(Website and app data records)
* * *

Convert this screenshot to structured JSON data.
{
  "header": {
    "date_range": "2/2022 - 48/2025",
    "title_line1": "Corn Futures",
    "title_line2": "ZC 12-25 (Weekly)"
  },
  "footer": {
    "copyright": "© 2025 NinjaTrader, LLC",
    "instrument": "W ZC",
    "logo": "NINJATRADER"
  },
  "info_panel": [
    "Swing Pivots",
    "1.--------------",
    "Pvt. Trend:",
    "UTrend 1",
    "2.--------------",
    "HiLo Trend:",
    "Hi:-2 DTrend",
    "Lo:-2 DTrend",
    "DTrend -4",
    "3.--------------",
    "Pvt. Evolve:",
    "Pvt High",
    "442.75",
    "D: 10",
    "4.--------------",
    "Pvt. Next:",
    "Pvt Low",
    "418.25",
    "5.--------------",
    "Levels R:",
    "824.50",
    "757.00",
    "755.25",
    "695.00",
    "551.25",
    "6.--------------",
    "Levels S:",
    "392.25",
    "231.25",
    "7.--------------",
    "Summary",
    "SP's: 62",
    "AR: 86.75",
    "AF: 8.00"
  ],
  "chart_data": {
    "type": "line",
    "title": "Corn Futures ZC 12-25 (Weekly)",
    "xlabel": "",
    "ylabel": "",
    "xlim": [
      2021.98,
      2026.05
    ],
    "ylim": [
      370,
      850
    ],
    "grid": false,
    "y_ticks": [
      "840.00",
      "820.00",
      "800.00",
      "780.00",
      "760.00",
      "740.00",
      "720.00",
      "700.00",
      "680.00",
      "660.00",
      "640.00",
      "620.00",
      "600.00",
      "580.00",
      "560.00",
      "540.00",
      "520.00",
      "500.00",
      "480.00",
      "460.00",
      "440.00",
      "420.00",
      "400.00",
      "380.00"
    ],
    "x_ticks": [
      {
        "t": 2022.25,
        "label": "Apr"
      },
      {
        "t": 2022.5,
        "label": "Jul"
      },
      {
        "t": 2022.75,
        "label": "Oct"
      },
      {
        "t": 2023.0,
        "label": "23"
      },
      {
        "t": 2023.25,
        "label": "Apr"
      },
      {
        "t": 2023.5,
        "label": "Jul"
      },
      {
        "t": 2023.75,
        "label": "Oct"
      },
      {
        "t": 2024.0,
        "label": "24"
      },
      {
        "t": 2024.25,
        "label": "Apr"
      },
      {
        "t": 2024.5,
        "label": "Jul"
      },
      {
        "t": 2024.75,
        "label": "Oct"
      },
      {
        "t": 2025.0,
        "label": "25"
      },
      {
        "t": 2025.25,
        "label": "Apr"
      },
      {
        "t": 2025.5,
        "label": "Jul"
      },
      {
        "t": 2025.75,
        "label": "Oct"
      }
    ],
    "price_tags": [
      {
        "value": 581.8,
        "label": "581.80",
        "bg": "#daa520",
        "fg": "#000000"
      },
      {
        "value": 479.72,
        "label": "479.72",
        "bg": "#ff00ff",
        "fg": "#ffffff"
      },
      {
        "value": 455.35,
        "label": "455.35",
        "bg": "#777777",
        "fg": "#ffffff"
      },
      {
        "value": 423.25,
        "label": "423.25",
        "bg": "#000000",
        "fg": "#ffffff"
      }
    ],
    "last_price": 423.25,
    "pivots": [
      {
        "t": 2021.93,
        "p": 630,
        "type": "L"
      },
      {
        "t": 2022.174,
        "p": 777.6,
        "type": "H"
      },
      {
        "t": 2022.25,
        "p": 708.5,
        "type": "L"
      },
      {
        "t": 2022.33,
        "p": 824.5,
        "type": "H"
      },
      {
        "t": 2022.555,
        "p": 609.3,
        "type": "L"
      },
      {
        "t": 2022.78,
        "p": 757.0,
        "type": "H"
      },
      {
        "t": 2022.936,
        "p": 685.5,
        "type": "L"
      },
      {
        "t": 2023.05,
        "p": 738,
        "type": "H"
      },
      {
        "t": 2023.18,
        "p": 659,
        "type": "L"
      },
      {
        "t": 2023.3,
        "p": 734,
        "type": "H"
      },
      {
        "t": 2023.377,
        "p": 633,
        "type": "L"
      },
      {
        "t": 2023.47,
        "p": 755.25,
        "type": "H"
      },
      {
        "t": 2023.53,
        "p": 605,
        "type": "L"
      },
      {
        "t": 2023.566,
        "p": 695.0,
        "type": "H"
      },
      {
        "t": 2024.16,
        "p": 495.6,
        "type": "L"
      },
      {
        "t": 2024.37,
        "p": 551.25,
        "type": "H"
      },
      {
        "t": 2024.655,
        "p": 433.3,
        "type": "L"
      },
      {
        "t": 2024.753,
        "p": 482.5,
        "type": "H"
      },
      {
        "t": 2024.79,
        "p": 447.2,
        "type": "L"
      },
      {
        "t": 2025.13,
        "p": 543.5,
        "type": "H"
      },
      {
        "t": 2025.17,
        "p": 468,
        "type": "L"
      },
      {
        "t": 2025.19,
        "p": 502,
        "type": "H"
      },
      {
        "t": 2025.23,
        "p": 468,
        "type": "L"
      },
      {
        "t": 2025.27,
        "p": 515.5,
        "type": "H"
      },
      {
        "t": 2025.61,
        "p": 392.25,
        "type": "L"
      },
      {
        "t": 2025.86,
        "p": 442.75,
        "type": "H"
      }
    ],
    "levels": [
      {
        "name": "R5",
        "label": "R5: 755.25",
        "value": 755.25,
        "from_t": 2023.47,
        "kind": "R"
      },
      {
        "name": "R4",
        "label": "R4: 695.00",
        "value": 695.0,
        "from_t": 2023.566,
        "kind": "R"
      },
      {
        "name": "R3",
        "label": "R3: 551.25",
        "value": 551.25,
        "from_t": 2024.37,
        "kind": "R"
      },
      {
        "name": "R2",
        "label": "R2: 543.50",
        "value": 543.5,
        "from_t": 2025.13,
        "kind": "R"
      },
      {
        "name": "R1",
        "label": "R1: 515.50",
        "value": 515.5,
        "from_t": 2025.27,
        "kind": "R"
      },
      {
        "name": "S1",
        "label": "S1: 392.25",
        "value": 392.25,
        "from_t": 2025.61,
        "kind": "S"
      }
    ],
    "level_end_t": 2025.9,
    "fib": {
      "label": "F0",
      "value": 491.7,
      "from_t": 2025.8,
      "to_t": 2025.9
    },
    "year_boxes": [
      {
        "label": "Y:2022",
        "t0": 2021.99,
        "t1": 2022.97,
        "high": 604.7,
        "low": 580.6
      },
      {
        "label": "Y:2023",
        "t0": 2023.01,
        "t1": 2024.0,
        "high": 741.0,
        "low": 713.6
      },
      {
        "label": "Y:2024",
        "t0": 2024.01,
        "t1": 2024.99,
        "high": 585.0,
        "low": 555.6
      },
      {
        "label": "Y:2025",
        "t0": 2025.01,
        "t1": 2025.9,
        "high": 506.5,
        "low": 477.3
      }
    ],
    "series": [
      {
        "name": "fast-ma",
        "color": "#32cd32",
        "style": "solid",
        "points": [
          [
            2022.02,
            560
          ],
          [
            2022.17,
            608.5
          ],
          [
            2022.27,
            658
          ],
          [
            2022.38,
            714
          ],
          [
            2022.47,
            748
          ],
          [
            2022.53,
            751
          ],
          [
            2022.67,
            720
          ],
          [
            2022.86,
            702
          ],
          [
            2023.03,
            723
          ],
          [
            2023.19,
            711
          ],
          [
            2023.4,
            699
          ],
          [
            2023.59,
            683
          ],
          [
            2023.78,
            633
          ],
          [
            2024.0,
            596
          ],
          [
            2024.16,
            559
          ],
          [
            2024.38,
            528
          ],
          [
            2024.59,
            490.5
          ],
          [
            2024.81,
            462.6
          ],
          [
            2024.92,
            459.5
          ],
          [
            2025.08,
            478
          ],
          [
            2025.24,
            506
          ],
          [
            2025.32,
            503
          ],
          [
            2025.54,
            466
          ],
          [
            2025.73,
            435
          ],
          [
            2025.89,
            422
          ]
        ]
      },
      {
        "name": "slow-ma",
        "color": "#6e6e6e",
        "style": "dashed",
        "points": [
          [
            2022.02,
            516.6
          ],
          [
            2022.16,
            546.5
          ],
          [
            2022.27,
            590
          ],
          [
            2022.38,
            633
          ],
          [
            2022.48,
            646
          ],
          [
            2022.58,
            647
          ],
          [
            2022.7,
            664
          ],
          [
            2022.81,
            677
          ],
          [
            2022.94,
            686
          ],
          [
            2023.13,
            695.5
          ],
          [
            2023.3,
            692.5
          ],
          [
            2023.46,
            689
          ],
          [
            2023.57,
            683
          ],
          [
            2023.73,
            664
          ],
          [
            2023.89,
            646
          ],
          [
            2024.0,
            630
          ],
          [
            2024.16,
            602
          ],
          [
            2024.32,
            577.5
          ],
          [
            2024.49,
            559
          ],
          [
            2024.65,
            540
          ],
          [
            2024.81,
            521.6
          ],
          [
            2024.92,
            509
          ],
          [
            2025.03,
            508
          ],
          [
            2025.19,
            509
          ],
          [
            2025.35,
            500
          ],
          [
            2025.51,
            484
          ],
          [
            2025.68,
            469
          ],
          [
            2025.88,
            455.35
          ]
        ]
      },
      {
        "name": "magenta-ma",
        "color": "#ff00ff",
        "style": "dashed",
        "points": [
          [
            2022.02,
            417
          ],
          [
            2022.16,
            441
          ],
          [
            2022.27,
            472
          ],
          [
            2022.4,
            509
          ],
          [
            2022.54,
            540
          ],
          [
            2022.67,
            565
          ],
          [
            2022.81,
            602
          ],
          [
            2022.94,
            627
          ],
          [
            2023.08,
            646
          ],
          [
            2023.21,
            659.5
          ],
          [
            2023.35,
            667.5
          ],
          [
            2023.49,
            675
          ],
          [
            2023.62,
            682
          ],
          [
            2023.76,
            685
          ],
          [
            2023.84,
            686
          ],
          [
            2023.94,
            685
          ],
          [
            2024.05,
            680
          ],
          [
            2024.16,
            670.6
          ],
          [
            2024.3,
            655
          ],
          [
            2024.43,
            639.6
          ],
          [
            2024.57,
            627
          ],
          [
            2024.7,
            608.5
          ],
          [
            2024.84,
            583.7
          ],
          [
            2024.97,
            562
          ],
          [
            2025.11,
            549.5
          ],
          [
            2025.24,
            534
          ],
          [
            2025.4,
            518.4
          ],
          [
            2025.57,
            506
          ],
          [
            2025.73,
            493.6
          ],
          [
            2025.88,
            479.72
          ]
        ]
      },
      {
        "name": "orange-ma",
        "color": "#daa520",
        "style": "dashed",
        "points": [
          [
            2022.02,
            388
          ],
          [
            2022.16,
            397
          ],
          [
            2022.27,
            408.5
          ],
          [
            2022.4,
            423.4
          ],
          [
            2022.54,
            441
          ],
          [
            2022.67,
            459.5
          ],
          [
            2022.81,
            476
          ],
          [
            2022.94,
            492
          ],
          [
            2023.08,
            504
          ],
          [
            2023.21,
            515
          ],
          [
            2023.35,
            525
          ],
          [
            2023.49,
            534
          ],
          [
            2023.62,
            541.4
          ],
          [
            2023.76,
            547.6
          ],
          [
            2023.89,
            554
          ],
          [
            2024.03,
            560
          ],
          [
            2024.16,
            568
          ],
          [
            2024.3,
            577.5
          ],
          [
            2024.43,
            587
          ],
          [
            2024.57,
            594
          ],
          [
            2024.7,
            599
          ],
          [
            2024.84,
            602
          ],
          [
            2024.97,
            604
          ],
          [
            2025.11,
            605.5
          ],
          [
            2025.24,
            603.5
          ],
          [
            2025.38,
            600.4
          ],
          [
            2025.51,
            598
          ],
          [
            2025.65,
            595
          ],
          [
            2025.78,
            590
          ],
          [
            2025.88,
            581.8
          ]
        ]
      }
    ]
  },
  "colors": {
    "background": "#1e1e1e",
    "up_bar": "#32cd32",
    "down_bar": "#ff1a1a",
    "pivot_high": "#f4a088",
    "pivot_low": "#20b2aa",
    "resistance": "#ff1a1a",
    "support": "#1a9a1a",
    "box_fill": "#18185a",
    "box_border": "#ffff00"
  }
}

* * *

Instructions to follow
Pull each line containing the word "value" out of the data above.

Finished task
        "value": 581.8,
        "value": 479.72,
        "value": 455.35,
        "value": 423.25,
        "value": 755.25,
        "value": 695.0,
        "value": 551.25,
        "value": 543.5,
        "value": 515.5,
        "value": 392.25,
      "value": 491.7,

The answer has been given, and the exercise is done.